→ **TASK TO COMPLETE**: Across the records below, report how many lines include the word "false", stating the number alone.

→ **SUPPLIED INFORMATION**:
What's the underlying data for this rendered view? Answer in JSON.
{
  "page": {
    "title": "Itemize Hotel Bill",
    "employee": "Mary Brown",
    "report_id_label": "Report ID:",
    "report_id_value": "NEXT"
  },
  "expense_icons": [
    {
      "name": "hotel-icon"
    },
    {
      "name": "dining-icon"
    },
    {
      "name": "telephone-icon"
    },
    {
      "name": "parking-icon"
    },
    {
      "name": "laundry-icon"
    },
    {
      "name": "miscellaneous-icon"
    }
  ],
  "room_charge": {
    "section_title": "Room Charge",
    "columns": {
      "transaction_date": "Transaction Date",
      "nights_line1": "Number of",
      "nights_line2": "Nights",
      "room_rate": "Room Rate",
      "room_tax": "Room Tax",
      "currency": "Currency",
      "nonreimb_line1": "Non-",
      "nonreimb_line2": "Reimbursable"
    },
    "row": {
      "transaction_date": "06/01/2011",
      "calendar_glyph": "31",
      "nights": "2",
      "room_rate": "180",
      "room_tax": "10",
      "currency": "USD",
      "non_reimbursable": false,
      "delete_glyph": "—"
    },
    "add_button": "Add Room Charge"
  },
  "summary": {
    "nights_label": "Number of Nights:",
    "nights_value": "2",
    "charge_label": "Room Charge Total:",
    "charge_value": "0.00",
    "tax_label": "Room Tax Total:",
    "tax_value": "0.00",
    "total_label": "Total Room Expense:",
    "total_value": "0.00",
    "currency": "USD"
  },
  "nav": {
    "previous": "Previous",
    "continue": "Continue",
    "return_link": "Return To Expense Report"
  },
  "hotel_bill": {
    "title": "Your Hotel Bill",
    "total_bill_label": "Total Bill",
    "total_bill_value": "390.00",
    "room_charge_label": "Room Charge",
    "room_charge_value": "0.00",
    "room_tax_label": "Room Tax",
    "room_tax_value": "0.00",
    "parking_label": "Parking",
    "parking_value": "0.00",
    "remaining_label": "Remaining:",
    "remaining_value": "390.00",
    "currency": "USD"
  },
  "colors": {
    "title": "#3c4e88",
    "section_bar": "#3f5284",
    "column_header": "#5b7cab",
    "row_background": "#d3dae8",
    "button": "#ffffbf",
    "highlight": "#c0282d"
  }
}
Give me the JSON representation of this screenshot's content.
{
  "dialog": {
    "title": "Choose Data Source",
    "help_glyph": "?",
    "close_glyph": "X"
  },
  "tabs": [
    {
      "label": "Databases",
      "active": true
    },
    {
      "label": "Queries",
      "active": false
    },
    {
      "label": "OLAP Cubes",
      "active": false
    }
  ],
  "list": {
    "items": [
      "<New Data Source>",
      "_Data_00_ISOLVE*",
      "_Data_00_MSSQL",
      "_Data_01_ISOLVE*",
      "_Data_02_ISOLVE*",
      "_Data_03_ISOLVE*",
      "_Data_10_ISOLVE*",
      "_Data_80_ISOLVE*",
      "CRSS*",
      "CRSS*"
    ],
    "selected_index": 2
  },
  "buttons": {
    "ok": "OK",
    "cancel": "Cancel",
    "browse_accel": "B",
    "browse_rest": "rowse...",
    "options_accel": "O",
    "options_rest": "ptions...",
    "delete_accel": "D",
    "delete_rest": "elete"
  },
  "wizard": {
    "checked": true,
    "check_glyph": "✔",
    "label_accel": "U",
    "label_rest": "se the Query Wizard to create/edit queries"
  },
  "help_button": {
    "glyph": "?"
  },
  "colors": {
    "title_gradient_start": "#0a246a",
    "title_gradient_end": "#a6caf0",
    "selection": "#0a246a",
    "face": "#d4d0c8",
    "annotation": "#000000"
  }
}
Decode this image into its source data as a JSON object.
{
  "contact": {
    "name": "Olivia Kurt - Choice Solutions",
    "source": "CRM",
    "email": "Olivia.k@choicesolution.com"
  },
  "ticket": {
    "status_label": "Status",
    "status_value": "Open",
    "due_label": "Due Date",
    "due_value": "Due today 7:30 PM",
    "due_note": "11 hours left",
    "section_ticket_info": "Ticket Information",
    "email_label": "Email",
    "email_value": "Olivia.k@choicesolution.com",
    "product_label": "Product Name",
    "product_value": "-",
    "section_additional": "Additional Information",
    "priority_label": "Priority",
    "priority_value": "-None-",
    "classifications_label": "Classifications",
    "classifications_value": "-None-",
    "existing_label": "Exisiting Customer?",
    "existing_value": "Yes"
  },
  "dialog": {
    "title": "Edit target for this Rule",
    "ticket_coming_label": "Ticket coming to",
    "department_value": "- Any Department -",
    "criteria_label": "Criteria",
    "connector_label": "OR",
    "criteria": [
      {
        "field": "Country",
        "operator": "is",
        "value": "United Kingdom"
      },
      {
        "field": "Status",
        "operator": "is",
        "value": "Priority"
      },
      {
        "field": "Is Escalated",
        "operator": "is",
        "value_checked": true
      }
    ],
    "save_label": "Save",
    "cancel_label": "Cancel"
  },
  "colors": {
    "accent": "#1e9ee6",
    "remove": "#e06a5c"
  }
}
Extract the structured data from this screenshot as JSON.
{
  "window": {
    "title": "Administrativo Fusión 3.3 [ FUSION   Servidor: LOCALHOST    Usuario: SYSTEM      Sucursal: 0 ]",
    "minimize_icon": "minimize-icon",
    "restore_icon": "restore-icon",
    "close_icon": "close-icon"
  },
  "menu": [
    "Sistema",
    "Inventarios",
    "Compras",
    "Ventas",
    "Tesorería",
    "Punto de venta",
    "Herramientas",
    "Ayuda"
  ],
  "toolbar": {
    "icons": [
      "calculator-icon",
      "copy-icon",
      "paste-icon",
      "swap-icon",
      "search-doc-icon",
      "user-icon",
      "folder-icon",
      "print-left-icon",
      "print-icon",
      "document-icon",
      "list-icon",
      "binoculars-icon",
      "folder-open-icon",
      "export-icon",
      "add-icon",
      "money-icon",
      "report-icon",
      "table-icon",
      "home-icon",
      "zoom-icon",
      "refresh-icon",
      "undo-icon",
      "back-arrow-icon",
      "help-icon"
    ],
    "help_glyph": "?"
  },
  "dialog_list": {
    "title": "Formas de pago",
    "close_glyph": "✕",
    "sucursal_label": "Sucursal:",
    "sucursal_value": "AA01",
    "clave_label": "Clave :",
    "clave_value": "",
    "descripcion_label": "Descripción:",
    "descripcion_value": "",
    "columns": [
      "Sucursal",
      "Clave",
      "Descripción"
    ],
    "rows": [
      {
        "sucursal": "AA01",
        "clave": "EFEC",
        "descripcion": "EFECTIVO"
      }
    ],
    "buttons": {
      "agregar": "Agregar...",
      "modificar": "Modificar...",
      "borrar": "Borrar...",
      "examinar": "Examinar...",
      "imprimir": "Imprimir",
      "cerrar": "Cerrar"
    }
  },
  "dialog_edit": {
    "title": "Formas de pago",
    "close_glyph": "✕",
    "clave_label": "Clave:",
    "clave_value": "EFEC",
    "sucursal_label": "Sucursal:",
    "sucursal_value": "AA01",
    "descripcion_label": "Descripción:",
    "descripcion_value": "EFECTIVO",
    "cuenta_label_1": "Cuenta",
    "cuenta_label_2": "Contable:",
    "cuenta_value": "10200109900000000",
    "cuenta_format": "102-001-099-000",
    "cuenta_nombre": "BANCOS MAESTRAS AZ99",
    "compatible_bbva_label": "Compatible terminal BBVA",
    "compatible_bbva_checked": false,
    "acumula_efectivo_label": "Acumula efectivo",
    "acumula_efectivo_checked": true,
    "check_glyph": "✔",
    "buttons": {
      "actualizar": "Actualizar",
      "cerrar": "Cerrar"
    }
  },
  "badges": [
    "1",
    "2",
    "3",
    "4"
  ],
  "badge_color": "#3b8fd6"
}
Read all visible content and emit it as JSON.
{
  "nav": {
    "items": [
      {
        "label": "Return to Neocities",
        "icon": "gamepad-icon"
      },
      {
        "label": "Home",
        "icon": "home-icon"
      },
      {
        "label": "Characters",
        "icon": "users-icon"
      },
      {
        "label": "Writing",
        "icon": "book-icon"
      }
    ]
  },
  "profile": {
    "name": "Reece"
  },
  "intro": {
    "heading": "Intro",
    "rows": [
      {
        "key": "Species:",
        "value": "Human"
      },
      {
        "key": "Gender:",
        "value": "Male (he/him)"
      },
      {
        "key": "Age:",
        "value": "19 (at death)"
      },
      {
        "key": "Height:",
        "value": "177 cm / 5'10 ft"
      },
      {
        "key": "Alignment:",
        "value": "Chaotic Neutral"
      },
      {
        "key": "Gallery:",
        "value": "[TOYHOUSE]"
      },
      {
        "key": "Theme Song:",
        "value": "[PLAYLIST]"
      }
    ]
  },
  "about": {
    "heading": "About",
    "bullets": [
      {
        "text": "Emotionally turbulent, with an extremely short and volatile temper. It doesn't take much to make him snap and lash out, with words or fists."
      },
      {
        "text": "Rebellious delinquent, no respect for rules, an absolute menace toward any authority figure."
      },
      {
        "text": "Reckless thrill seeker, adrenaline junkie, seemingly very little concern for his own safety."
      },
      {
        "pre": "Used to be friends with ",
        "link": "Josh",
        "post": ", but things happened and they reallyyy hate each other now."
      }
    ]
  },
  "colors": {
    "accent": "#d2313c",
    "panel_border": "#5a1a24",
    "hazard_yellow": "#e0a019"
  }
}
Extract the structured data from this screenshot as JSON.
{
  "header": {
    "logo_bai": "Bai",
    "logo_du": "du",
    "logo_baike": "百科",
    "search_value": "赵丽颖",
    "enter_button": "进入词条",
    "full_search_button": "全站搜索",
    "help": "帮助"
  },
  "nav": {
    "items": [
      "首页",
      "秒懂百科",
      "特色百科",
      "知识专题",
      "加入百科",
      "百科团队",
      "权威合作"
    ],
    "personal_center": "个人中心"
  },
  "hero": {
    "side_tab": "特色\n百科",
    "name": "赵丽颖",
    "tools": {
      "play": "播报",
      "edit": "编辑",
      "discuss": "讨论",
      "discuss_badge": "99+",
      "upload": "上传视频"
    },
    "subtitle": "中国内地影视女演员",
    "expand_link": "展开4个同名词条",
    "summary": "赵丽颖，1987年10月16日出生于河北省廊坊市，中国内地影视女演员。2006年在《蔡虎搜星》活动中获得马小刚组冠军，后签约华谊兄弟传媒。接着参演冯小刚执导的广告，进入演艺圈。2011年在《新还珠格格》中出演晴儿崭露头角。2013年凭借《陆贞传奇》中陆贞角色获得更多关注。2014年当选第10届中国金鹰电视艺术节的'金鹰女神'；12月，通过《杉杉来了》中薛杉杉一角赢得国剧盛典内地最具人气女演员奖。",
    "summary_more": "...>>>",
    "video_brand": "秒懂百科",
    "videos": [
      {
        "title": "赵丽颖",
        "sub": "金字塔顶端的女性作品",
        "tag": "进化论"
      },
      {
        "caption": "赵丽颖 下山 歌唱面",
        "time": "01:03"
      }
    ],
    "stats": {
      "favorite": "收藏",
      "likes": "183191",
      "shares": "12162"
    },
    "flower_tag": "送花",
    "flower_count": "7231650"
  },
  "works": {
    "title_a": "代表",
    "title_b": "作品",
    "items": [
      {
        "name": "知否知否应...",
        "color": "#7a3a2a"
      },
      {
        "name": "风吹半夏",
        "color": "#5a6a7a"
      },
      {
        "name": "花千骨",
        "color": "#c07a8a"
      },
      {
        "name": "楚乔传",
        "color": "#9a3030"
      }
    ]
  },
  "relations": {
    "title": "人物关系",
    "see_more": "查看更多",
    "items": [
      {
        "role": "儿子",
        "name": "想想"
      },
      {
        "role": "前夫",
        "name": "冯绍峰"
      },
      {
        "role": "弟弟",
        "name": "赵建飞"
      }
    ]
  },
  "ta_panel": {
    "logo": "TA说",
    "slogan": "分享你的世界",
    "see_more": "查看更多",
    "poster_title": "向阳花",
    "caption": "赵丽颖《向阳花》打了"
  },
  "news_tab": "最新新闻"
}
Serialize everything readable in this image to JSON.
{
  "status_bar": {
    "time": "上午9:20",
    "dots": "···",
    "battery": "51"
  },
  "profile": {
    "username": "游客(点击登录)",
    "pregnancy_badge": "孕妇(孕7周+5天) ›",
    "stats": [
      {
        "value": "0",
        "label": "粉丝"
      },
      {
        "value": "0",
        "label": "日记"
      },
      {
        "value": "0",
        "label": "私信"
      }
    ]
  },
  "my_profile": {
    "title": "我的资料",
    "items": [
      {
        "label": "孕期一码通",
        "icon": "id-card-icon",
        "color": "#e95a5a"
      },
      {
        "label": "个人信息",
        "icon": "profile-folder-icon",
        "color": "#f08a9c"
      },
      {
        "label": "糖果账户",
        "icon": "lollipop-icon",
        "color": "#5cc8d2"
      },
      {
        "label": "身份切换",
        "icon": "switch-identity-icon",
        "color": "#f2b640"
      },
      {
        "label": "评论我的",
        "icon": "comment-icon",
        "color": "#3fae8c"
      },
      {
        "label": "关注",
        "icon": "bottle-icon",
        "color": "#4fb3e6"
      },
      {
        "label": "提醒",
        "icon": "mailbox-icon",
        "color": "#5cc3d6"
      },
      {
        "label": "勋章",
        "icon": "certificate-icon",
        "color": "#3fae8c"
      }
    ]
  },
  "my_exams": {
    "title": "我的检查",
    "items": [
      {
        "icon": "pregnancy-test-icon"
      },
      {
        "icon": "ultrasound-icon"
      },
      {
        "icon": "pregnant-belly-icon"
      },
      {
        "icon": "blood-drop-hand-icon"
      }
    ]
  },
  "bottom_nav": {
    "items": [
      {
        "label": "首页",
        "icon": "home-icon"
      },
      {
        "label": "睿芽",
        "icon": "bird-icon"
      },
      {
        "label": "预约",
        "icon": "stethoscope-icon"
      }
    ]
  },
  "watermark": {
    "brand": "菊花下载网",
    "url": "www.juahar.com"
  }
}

→ **RESULT OF THIS TASK**: 4